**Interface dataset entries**
[Start of section]
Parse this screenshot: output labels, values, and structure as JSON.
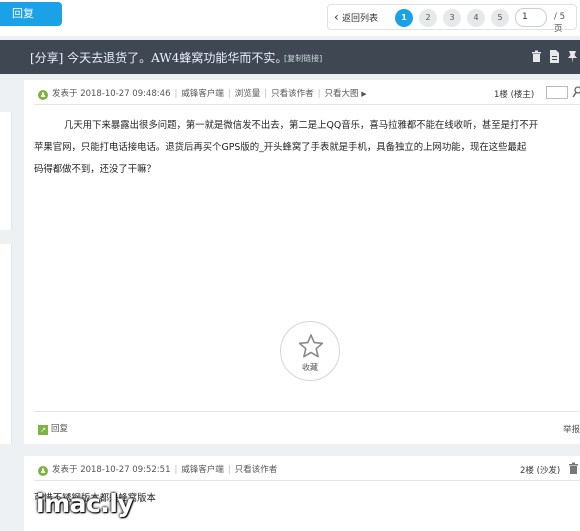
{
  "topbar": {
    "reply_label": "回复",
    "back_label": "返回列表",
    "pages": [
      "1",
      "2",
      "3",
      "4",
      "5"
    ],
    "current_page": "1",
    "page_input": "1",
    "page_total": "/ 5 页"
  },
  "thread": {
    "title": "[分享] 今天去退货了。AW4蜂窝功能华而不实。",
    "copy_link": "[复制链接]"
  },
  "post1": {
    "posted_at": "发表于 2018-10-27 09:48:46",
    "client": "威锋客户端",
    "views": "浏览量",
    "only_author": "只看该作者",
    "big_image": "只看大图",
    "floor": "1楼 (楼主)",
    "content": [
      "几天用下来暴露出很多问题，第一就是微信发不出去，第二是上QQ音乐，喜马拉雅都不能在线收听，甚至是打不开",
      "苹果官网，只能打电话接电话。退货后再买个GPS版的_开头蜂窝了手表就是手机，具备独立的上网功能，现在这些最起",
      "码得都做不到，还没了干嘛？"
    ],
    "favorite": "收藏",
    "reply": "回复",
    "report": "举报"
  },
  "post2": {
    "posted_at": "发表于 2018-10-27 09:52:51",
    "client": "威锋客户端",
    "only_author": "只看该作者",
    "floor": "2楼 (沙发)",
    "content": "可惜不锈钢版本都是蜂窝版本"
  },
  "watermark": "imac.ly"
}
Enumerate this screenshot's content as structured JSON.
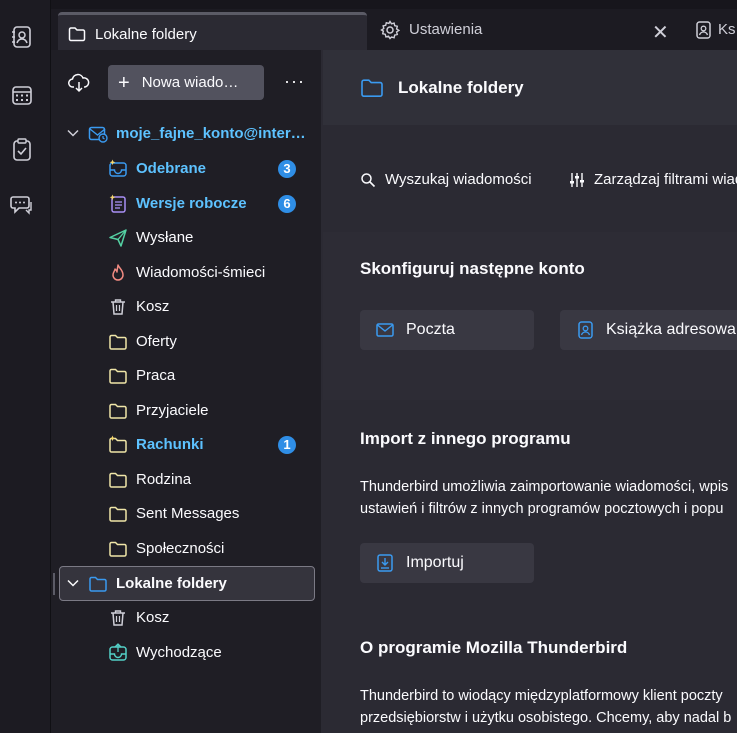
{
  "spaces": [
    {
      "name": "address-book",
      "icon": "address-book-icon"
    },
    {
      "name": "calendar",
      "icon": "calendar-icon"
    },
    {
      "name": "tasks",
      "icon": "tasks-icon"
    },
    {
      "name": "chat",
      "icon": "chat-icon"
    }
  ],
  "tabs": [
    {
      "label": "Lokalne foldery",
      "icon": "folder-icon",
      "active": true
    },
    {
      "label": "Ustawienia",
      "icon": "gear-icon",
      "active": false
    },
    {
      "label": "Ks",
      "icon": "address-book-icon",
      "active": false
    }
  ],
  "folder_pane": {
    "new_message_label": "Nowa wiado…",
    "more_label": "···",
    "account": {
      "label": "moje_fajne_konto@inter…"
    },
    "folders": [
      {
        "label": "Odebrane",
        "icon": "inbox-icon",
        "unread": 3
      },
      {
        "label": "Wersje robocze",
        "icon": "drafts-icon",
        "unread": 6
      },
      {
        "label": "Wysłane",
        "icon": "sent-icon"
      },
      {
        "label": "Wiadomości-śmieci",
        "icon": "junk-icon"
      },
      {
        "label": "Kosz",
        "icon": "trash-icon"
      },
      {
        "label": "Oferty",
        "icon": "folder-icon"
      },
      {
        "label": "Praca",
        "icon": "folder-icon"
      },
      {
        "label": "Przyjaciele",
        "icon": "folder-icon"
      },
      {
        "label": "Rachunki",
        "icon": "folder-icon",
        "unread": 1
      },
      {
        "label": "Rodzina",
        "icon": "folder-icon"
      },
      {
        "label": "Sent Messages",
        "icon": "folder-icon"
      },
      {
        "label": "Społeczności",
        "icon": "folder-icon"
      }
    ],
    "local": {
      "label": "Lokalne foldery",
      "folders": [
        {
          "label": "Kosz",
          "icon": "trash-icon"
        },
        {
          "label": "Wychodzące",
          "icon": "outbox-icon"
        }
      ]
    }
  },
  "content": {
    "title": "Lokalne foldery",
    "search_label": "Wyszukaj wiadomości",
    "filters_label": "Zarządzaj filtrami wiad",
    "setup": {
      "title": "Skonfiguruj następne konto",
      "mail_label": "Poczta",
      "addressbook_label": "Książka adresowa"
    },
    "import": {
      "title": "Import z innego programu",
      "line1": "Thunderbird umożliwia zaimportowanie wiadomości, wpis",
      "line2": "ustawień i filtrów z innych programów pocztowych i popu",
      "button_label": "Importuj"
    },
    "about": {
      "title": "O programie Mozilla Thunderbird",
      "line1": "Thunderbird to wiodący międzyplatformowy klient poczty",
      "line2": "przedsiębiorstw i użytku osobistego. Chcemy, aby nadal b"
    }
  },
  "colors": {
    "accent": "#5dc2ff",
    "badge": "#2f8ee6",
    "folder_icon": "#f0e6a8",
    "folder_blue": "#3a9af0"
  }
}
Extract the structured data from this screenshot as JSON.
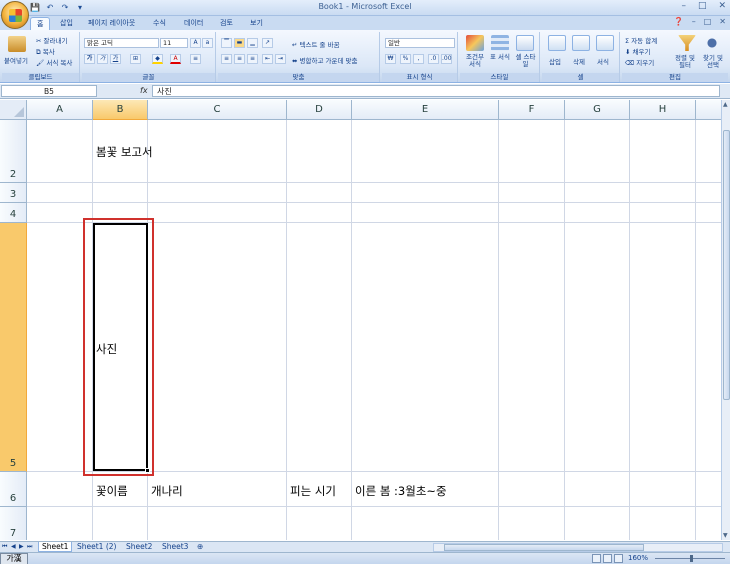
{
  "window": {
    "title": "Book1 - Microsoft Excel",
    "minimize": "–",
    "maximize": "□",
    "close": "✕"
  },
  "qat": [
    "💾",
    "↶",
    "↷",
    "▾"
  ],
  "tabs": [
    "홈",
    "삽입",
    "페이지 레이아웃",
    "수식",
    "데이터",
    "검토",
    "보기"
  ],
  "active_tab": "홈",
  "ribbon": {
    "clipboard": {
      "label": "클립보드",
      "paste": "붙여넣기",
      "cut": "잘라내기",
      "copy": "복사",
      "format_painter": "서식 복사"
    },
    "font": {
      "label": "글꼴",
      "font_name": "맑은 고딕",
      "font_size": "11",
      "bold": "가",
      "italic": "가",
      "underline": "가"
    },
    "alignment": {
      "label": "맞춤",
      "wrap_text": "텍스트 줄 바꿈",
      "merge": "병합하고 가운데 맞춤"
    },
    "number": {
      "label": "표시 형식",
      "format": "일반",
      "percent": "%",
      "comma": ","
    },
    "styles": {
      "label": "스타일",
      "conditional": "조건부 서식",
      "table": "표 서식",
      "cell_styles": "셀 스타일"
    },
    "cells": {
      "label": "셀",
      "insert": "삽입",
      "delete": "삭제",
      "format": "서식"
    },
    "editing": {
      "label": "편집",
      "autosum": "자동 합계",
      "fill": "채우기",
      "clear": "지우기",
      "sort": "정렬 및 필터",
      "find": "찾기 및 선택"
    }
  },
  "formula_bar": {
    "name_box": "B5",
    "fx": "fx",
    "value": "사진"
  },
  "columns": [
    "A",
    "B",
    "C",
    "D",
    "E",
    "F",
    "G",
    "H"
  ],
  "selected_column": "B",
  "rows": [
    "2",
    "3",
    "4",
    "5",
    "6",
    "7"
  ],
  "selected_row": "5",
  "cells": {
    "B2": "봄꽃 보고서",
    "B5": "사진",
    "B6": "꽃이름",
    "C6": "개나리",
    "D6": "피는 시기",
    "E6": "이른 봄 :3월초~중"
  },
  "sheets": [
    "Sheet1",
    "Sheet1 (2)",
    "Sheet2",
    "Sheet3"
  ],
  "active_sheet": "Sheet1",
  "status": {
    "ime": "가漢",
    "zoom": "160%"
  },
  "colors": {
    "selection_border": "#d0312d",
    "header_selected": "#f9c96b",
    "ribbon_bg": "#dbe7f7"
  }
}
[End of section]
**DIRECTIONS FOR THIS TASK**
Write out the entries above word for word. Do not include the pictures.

**RESPONSE AREA**
Parse this screenshot: output labels, values, and structure as JSON.
{
  "topbar": {
    "reply_label": "回复",
    "back_label": "返回列表",
    "pages": [
      "1",
      "2",
      "3",
      "4",
      "5"
    ],
    "current_page": "1",
    "page_input": "1",
    "page_total": "/ 5 页"
  },
  "thread": {
    "title": "[分享] 今天去退货了。AW4蜂窝功能华而不实。",
    "copy_link": "[复制链接]"
  },
  "post1": {
    "posted_at": "发表于 2018-10-27 09:48:46",
    "client": "威锋客户端",
    "views": "浏览量",
    "only_author": "只看该作者",
    "big_image": "只看大图",
    "floor": "1楼 (楼主)",
    "content": [
      "几天用下来暴露出很多问题，第一就是微信发不出去，第二是上QQ音乐，喜马拉雅都不能在线收听，甚至是打不开",
      "苹果官网，只能打电话接电话。退货后再买个GPS版的_开头蜂窝了手表就是手机，具备独立的上网功能，现在这些最起",
      "码得都做不到，还没了干嘛？"
    ],
    "favorite": "收藏",
    "reply": "回复",
    "report": "举报"
  },
  "post2": {
    "posted_at": "发表于 2018-10-27 09:52:51",
    "client": "威锋客户端",
    "only_author": "只看该作者",
    "floor": "2楼 (沙发)",
    "content": "可惜不锈钢版本都是蜂窝版本"
  },
  "watermark": "imac.ly"
}
Enumerate this screenshot's content as structured JSON.
{
  "spaces": [
    {
      "name": "address-book",
      "icon": "address-book-icon"
    },
    {
      "name": "calendar",
      "icon": "calendar-icon"
    },
    {
      "name": "tasks",
      "icon": "tasks-icon"
    },
    {
      "name": "chat",
      "icon": "chat-icon"
    }
  ],
  "tabs": [
    {
      "label": "Lokalne foldery",
      "icon": "folder-icon",
      "active": true
    },
    {
      "label": "Ustawienia",
      "icon": "gear-icon",
      "active": false
    },
    {
      "label": "Ks",
      "icon": "address-book-icon",
      "active": false
    }
  ],
  "folder_pane": {
    "new_message_label": "Nowa wiado…",
    "more_label": "···",
    "account": {
      "label": "moje_fajne_konto@inter…"
    },
    "folders": [
      {
        "label": "Odebrane",
        "icon": "inbox-icon",
        "unread": 3
      },
      {
        "label": "Wersje robocze",
        "icon": "drafts-icon",
        "unread": 6
      },
      {
        "label": "Wysłane",
        "icon": "sent-icon"
      },
      {
        "label": "Wiadomości-śmieci",
        "icon": "junk-icon"
      },
      {
        "label": "Kosz",
        "icon": "trash-icon"
      },
      {
        "label": "Oferty",
        "icon": "folder-icon"
      },
      {
        "label": "Praca",
        "icon": "folder-icon"
      },
      {
        "label": "Przyjaciele",
        "icon": "folder-icon"
      },
      {
        "label": "Rachunki",
        "icon": "folder-icon",
        "unread": 1
      },
      {
        "label": "Rodzina",
        "icon": "folder-icon"
      },
      {
        "label": "Sent Messages",
        "icon": "folder-icon"
      },
      {
        "label": "Społeczności",
        "icon": "folder-icon"
      }
    ],
    "local": {
      "label": "Lokalne foldery",
      "folders": [
        {
          "label": "Kosz",
          "icon": "trash-icon"
        },
        {
          "label": "Wychodzące",
          "icon": "outbox-icon"
        }
      ]
    }
  },
  "content": {
    "title": "Lokalne foldery",
    "search_label": "Wyszukaj wiadomości",
    "filters_label": "Zarządzaj filtrami wiad",
    "setup": {
      "title": "Skonfiguruj następne konto",
      "mail_label": "Poczta",
      "addressbook_label": "Książka adresowa"
    },
    "import": {
      "title": "Import z innego programu",
      "line1": "Thunderbird umożliwia zaimportowanie wiadomości, wpis",
      "line2": "ustawień i filtrów z innych programów pocztowych i popu",
      "button_label": "Importuj"
    },
    "about": {
      "title": "O programie Mozilla Thunderbird",
      "line1": "Thunderbird to wiodący międzyplatformowy klient poczty",
      "line2": "przedsiębiorstw i użytku osobistego. Chcemy, aby nadal b"
    }
  },
  "colors": {
    "accent": "#5dc2ff",
    "badge": "#2f8ee6",
    "folder_icon": "#f0e6a8",
    "folder_blue": "#3a9af0"
  }
}
Extract the structured data from this screenshot as JSON.
{
  "window": {
    "title": "Book1 - Microsoft Excel",
    "minimize": "–",
    "maximize": "□",
    "close": "✕"
  },
  "qat": [
    "💾",
    "↶",
    "↷",
    "▾"
  ],
  "tabs": [
    "홈",
    "삽입",
    "페이지 레이아웃",
    "수식",
    "데이터",
    "검토",
    "보기"
  ],
  "active_tab": "홈",
  "ribbon": {
    "clipboard": {
      "label": "클립보드",
      "paste": "붙여넣기",
      "cut": "잘라내기",
      "copy": "복사",
      "format_painter": "서식 복사"
    },
    "font": {
      "label": "글꼴",
      "font_name": "맑은 고딕",
      "font_size": "11",
      "bold": "가",
      "italic": "가",
      "underline": "가"
    },
    "alignment": {
      "label": "맞춤",
      "wrap_text": "텍스트 줄 바꿈",
      "merge": "병합하고 가운데 맞춤"
    },
    "number": {
      "label": "표시 형식",
      "format": "일반",
      "percent": "%",
      "comma": ","
    },
    "styles": {
      "label": "스타일",
      "conditional": "조건부 서식",
      "table": "표 서식",
      "cell_styles": "셀 스타일"
    },
    "cells": {
      "label": "셀",
      "insert": "삽입",
      "delete": "삭제",
      "format": "서식"
    },
    "editing": {
      "label": "편집",
      "autosum": "자동 합계",
      "fill": "채우기",
      "clear": "지우기",
      "sort": "정렬 및 필터",
      "find": "찾기 및 선택"
    }
  },
  "formula_bar": {
    "name_box": "B5",
    "fx": "fx",
    "value": "사진"
  },
  "columns": [
    "A",
    "B",
    "C",
    "D",
    "E",
    "F",
    "G",
    "H"
  ],
  "selected_column": "B",
  "rows": [
    "2",
    "3",
    "4",
    "5",
    "6",
    "7"
  ],
  "selected_row": "5",
  "cells": {
    "B2": "봄꽃 보고서",
    "B5": "사진",
    "B6": "꽃이름",
    "C6": "개나리",
    "D6": "피는 시기",
    "E6": "이른 봄 :3월초~중"
  },
  "sheets": [
    "Sheet1",
    "Sheet1 (2)",
    "Sheet2",
    "Sheet3"
  ],
  "active_sheet": "Sheet1",
  "status": {
    "ime": "가漢",
    "zoom": "160%"
  },
  "colors": {
    "selection_border": "#d0312d",
    "header_selected": "#f9c96b",
    "ribbon_bg": "#dbe7f7"
  }
}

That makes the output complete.